Top of Record extracts

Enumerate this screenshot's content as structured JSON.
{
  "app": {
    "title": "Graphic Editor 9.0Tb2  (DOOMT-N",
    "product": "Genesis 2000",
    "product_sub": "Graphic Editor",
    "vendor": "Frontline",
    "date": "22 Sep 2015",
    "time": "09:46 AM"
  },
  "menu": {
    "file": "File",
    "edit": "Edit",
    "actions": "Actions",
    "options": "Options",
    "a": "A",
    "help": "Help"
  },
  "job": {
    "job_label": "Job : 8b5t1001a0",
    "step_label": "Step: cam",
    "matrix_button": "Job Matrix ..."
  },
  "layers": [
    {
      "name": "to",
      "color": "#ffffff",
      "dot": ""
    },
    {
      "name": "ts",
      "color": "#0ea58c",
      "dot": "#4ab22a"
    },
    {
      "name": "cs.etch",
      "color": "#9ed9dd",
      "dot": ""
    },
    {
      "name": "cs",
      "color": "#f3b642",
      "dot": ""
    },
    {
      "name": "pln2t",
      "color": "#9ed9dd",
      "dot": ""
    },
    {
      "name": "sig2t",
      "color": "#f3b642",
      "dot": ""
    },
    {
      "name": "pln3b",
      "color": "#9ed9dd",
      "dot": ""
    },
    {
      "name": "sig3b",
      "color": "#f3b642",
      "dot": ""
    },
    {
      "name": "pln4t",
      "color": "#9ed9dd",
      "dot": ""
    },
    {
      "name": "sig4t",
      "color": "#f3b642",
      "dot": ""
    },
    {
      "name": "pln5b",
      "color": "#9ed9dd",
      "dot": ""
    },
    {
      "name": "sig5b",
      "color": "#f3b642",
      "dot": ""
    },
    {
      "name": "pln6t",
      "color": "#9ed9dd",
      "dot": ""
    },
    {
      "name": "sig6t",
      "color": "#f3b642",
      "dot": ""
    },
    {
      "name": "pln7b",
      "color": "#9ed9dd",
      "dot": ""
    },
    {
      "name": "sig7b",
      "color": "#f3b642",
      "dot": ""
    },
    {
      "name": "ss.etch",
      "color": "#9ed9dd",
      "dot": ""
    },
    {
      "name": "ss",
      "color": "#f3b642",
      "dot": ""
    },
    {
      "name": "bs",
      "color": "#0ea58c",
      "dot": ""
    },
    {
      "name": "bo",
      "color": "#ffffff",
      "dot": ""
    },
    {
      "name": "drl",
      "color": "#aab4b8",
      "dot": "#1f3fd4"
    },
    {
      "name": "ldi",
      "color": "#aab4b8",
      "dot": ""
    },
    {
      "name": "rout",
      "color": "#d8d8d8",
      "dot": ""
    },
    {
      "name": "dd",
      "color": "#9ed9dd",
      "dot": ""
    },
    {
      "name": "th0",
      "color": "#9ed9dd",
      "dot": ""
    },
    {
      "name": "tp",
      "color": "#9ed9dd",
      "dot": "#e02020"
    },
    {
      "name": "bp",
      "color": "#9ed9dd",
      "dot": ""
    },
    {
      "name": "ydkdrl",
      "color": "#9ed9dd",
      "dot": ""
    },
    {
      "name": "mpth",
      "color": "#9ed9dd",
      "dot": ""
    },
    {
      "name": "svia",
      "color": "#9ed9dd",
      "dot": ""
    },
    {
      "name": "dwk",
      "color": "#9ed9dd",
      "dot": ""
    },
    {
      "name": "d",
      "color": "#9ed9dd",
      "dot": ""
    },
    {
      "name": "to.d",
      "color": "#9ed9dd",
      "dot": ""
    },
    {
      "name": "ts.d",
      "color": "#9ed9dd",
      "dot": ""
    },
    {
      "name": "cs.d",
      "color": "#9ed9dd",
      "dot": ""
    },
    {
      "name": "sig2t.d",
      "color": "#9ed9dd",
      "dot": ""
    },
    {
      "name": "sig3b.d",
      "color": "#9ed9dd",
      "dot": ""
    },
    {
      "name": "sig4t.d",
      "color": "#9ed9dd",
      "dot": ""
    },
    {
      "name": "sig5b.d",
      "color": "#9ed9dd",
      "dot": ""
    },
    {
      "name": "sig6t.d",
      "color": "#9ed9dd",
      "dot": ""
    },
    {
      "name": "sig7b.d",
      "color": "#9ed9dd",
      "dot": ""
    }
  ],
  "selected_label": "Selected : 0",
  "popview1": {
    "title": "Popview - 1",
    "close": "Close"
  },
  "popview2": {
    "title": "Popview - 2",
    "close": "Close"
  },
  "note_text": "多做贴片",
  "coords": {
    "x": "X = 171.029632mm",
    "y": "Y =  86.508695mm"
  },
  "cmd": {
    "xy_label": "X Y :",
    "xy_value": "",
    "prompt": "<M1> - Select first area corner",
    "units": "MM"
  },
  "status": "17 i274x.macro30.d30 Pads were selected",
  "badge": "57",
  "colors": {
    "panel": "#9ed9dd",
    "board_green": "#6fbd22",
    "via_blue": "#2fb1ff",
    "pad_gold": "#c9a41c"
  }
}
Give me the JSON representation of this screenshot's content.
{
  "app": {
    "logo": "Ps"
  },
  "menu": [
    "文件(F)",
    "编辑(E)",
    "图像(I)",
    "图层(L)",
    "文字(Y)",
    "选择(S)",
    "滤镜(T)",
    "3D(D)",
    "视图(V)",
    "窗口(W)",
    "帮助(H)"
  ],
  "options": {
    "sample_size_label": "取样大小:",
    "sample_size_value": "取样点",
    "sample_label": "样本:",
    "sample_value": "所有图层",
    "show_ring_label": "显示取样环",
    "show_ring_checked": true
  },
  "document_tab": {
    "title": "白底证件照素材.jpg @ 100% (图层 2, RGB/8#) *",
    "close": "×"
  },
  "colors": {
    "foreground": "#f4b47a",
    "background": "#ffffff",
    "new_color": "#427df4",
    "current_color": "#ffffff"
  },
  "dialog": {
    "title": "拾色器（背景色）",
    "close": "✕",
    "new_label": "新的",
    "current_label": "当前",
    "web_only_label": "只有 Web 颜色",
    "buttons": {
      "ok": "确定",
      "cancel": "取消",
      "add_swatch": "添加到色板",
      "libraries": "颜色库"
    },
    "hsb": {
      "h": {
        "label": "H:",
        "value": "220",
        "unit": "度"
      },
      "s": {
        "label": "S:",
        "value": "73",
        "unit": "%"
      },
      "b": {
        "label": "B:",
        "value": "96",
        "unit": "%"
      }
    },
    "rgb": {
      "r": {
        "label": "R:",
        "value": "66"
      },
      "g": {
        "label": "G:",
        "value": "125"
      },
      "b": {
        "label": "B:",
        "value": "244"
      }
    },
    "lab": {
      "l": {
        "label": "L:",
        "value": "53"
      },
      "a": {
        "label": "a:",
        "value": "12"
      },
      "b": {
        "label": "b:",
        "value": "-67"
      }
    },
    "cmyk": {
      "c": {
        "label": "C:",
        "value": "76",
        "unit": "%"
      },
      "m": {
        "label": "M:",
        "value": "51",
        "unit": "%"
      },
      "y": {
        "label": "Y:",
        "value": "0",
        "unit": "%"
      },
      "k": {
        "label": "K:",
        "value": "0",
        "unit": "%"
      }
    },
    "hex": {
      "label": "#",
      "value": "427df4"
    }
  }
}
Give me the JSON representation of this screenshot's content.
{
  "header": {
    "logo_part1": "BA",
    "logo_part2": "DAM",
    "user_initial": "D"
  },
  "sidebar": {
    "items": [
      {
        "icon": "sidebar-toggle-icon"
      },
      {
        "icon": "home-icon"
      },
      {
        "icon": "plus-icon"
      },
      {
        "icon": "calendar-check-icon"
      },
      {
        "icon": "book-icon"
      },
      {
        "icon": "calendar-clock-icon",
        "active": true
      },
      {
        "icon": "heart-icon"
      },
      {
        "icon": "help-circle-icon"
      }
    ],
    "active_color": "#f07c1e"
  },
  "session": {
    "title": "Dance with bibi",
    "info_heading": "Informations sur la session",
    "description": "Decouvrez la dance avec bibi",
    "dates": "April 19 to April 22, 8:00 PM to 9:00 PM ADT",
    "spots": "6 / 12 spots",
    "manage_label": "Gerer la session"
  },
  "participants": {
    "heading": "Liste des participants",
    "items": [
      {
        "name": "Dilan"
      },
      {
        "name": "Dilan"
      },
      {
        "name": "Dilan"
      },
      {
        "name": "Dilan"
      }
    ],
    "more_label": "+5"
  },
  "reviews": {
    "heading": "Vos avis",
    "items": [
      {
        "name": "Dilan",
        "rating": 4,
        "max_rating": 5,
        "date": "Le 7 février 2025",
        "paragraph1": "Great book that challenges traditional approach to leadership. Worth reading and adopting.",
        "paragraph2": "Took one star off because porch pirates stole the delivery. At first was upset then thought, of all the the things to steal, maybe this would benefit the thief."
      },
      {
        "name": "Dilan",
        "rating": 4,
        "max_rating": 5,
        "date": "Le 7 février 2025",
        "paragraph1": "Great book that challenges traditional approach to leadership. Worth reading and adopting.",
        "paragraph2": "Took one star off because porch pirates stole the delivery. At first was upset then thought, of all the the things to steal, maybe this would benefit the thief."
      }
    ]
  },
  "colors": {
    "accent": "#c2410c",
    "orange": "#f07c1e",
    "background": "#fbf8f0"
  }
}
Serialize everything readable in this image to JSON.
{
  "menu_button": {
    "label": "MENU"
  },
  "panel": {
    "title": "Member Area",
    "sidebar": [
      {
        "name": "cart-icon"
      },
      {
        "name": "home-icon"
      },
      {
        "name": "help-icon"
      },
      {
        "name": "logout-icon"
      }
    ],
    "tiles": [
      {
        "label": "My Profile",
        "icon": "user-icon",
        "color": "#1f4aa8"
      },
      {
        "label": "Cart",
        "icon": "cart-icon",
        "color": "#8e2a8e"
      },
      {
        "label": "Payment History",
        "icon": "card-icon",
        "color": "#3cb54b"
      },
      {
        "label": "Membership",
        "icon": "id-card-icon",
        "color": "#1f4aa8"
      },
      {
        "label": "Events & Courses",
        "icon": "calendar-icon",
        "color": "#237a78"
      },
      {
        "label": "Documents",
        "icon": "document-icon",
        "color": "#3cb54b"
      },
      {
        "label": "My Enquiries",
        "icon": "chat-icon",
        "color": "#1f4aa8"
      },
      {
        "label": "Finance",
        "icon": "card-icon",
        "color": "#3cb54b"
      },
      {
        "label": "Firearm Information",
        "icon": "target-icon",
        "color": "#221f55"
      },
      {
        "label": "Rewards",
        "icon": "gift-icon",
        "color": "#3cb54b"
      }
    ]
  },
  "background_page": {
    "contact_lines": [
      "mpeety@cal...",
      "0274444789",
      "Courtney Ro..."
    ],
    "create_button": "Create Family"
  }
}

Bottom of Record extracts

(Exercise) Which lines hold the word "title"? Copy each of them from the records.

(Response to this exercise)
    "title": "Graphic Editor 9.0Tb2  (DOOMT-N",
    "title": "Popview - 1",
    "title": "Popview - 2",
    "title": "白底证件照素材.jpg @ 100% (图层 2, RGB/8#) *",
    "title": "拾色器（背景色）",
    "title": "Dance with bibi",
    "title": "Member Area",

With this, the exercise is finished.